Early life[edit]

He was born Sebastián Moyano in the province of Córdoba, Spain, in either 1479 or 1480. He took the name Belalcázar as that was the name of the castle-town near to his birthplace in Córdoba.[1]:157 According to various sources, he may have left for the New World with Christopher Columbus as early as 1498, but Juan de Castellanos wrote that he killed a mule in 1507, and fled Spain for the West Indies due to fear of punishment, and as a chance to escape the poverty in which he lived.[citation needed]

Americas[edit]

He was an encomendero in Panama in 1522. He entered Nicaragua with Francisco Hernández de Córdoba in 1524 during the conquest of Nicaragua,[1]:157 and became the first mayor of the city of León in Nicaragua.

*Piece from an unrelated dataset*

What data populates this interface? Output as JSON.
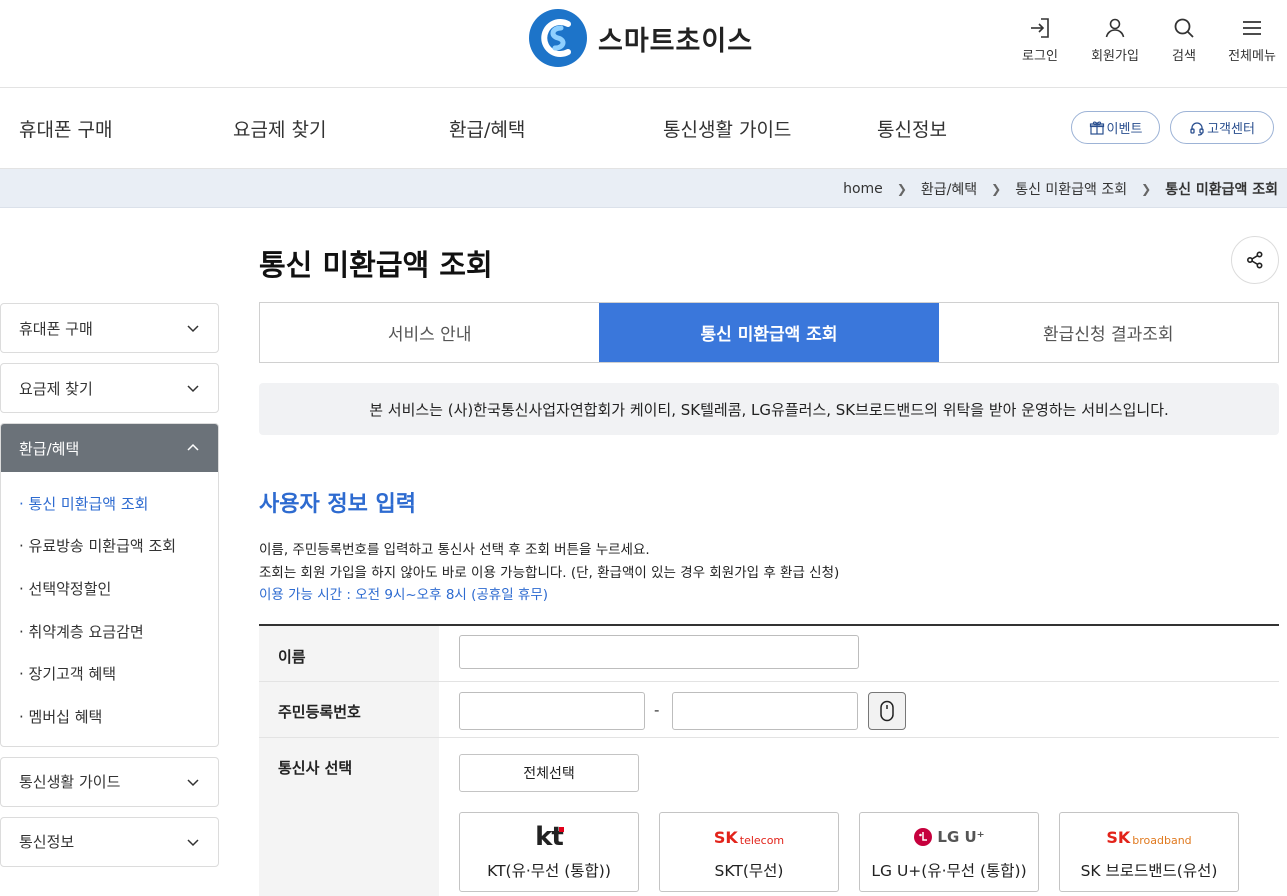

He remained there until 1527, when he left for Honduras as a result of internal disputes among the Spanish governors. Briefly returning to León, he sailed to the coast of Peru, where he united with the expedition of Francisco Pizarro in 1532.[1]:157,260

Conquest of Ecuador[edit]

Plaque of Sebastián de Benalcázar in Quito, Ecuador

In 1534, while commanding the settlemet of San Miguel for Francisco Pizarro, Sebastian set off to conquer Quito in Ecuador, without orders from Pizarro. Quito had been the northernmost city of the Inca Empire, but while Belalcázar defeated the Inca general Rumiñahui, the local population secreted the city treasure away. Belalcázar then founded the new city of Quito with Diego de Almagro and Baltasar Maldonado, honoring Pizarro by naming it in full "San Francisco de Quito".[2]:226

His battles, though, were not entirely honourable. At a village called Quinche near Puritaco, he found that all the men were away fighting with the national army. To make an example of these people (and to vent his frustration at finding so little treasure), he ordered all the women and children to be slaughtered. 'A feeble excuse to justify cruelty unworthy of a Castilian', was the verdict of Herrera, the official Chronicler of the Conquest, to Belalcázar's excuse that this was done to terrify other natives into returning to their homes.

Conquest of Colombia[edit]

Statue of Sebastián de Belalcázar in the Colombian city of Santiago de Cali

Moving northward into present day Colombia in search of El Dorado in 1535, he entered the Cauca River Valley, founding the southwestern Colombian cities of Santiago de Cali in 1536, and Pasto and Popayán (next in importance after Quito) in 1537. Crossing overland to the Magdalena River Valley, he entered the highlands of central Colombia, which had also been reached by Gonzalo Jiménez de Quesada and Nikolaus Federmann, a German, in 1539. The three presented their dispute before King and Holy Roman Emperor Charles V. The King granted Belalcázar rule of the area with the title of governor of Popayán and the honorary title of adelantado in May 1540. As so often happened among the conquistadors, land squabbles developed again, this time between Belalcázar and Pascual de Andagoya (1495–1548), who also claimed the governorship of Popayán. Belalcázar successfully defended his lands, and took over some of Andagoya's. He then intervened in a disagreement between supporters of the families of Pizarro and Almagro in Perú. In 1546, he ordered the execution of Jorge Robledo, who governed a neighboring province in yet another land-related vendetta. He was put to trial in absentia in 1550, convicted and condemned to death for the death of Robledo, and other offenses pertaining to his constant involvement in the various wars between other conquistadors. A victim of his own ambition, he died in 1551 before he could begin the voyage back to Spain to appeal the decision, in Cartagena, Colombia.

See also[edit]

References[edit]

  1. ^ a b c Leon, P., 1998, The Discovery and Conquest of Peru, Chronicles of the New World Encounter, edited and translated by Cook and Cook, Durham: Duke University Press, ISBN 9780822321460
  2. ^ Prescott, W.H., 2011, The History of the Conquest of Peru, Digireads.com Publishing, ISBN 9781420941142